"""

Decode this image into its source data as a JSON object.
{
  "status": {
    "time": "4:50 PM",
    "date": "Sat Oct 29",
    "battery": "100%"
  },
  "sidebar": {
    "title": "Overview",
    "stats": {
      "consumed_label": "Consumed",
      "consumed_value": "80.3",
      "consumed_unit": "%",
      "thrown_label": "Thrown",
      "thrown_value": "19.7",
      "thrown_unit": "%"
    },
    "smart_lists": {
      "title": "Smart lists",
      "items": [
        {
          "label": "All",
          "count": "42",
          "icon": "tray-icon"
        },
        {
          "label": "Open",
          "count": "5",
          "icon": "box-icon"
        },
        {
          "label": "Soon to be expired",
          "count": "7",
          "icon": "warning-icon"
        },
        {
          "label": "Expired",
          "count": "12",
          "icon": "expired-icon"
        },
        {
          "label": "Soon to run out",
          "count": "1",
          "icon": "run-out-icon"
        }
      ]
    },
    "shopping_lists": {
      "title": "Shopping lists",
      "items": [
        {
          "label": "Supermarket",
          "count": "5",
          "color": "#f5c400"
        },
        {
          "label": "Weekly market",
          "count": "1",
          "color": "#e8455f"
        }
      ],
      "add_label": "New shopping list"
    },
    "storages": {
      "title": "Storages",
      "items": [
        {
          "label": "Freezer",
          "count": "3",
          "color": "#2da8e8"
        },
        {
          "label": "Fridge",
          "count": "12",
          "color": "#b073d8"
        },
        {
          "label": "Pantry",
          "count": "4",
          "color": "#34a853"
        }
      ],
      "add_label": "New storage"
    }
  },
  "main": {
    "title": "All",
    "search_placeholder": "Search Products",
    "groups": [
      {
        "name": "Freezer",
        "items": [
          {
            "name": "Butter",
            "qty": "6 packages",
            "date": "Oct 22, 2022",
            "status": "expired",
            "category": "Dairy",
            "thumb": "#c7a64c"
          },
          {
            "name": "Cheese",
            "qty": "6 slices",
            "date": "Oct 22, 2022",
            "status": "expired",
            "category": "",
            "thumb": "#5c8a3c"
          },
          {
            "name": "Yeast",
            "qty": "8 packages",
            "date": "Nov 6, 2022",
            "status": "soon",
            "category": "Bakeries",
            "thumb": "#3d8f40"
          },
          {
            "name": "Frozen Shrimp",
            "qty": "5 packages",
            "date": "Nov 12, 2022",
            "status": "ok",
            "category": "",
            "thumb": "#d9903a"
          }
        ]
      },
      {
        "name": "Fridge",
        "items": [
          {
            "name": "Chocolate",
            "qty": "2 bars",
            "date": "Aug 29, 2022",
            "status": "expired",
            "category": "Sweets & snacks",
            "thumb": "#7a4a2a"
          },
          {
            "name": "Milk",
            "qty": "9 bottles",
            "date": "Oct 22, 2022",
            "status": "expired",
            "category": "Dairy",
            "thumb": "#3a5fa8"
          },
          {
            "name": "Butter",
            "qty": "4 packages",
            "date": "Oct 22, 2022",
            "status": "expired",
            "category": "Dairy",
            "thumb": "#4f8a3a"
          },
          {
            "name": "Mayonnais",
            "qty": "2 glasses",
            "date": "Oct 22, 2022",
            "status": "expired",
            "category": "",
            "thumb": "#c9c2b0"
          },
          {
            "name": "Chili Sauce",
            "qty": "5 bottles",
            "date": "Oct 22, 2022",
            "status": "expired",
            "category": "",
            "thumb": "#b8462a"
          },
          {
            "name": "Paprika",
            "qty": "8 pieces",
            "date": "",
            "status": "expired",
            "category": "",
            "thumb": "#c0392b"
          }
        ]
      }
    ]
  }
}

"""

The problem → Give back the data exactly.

Task answer →
Decode this image into its source data as a JSON object.
{
  "status": {
    "time": "4:50 PM",
    "date": "Sat Oct 29",
    "battery": "100%"
  },
  "sidebar": {
    "title": "Overview",
    "stats": {
      "consumed_label": "Consumed",
      "consumed_value": "80.3",
      "consumed_unit": "%",
      "thrown_label": "Thrown",
      "thrown_value": "19.7",
      "thrown_unit": "%"
    },
    "smart_lists": {
      "title": "Smart lists",
      "items": [
        {
          "label": "All",
          "count": "42",
          "icon": "tray-icon"
        },
        {
          "label": "Open",
          "count": "5",
          "icon": "box-icon"
        },
        {
          "label": "Soon to be expired",
          "count": "7",
          "icon": "warning-icon"
        },
        {
          "label": "Expired",
          "count": "12",
          "icon": "expired-icon"
        },
        {
          "label": "Soon to run out",
          "count": "1",
          "icon": "run-out-icon"
        }
      ]
    },
    "shopping_lists": {
      "title": "Shopping lists",
      "items": [
        {
          "label": "Supermarket",
          "count": "5",
          "color": "#f5c400"
        },
        {
          "label": "Weekly market",
          "count": "1",
          "color": "#e8455f"
        }
      ],
      "add_label": "New shopping list"
    },
    "storages": {
      "title": "Storages",
      "items": [
        {
          "label": "Freezer",
          "count": "3",
          "color": "#2da8e8"
        },
        {
          "label": "Fridge",
          "count": "12",
          "color": "#b073d8"
        },
        {
          "label": "Pantry",
          "count": "4",
          "color": "#34a853"
        }
      ],
      "add_label": "New storage"
    }
  },
  "main": {
    "title": "All",
    "search_placeholder": "Search Products",
    "groups": [
      {
        "name": "Freezer",
        "items": [
          {
            "name": "Butter",
            "qty": "6 packages",
            "date": "Oct 22, 2022",
            "status": "expired",
            "category": "Dairy",
            "thumb": "#c7a64c"
          },
          {
            "name": "Cheese",
            "qty": "6 slices",
            "date": "Oct 22, 2022",
            "status": "expired",
            "category": "",
            "thumb": "#5c8a3c"
          },
          {
            "name": "Yeast",
            "qty": "8 packages",
            "date": "Nov 6, 2022",
            "status": "soon",
            "category": "Bakeries",
            "thumb": "#3d8f40"
          },
          {
            "name": "Frozen Shrimp",
            "qty": "5 packages",
            "date": "Nov 12, 2022",
            "status": "ok",
            "category": "",
            "thumb": "#d9903a"
          }
        ]
      },
      {
        "name": "Fridge",
        "items": [
          {
            "name": "Chocolate",
            "qty": "2 bars",
            "date": "Aug 29, 2022",
            "status": "expired",
            "category": "Sweets & snacks",
            "thumb": "#7a4a2a"
          },
          {
            "name": "Milk",
            "qty": "9 bottles",
            "date": "Oct 22, 2022",
            "status": "expired",
            "category": "Dairy",
            "thumb": "#3a5fa8"
          },
          {
            "name": "Butter",
            "qty": "4 packages",
            "date": "Oct 22, 2022",
            "status": "expired",
            "category": "Dairy",
            "thumb": "#4f8a3a"
          },
          {
            "name": "Mayonnais",
            "qty": "2 glasses",
            "date": "Oct 22, 2022",
            "status": "expired",
            "category": "",
            "thumb": "#c9c2b0"
          },
          {
            "name": "Chili Sauce",
            "qty": "5 bottles",
            "date": "Oct 22, 2022",
            "status": "expired",
            "category": "",
            "thumb": "#b8462a"
          },
          {
            "name": "Paprika",
            "qty": "8 pieces",
            "date": "",
            "status": "expired",
            "category": "",
            "thumb": "#c0392b"
          }
        ]
      }
    ]
  }
}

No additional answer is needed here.